*** Opening of DATASET CONTENT ***

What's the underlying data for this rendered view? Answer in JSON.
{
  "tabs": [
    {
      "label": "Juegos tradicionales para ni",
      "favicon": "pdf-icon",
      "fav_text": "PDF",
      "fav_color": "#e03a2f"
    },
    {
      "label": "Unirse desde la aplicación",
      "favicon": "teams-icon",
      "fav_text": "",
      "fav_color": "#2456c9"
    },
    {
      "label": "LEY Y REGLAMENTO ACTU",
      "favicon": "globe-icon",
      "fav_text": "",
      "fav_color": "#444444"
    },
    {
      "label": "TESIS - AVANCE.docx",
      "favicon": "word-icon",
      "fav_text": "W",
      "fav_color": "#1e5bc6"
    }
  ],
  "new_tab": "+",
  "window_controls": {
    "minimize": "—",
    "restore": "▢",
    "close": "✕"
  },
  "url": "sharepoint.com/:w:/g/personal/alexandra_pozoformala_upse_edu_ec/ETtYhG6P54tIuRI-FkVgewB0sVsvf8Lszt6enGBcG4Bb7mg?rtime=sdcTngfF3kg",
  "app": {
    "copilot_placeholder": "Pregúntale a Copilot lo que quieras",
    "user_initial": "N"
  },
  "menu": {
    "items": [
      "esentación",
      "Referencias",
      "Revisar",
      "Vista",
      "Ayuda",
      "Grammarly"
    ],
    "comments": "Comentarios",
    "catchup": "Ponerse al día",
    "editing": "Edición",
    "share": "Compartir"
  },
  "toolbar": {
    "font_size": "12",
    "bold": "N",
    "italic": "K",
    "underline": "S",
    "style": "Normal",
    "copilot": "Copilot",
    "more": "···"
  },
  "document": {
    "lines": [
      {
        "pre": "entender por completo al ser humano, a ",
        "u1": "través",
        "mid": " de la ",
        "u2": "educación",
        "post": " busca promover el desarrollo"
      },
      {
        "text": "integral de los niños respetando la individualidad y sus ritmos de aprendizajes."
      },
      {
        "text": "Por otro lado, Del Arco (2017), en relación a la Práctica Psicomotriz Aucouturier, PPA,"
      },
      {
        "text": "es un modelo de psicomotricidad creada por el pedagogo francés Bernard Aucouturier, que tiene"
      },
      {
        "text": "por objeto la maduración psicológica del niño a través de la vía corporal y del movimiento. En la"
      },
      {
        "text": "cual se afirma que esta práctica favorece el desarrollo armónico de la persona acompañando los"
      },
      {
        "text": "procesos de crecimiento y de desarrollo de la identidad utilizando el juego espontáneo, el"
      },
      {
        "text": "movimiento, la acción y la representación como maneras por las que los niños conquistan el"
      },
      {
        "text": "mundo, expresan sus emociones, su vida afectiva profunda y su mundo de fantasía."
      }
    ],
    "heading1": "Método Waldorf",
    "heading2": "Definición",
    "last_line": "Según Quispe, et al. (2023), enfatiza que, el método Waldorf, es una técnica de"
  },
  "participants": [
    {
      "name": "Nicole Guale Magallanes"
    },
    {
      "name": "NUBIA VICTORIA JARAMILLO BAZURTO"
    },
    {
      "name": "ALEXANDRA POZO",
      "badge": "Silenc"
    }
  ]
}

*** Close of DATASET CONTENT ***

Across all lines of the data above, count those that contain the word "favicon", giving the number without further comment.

▶ _SOLUTION TO THIS PROBLEM_
4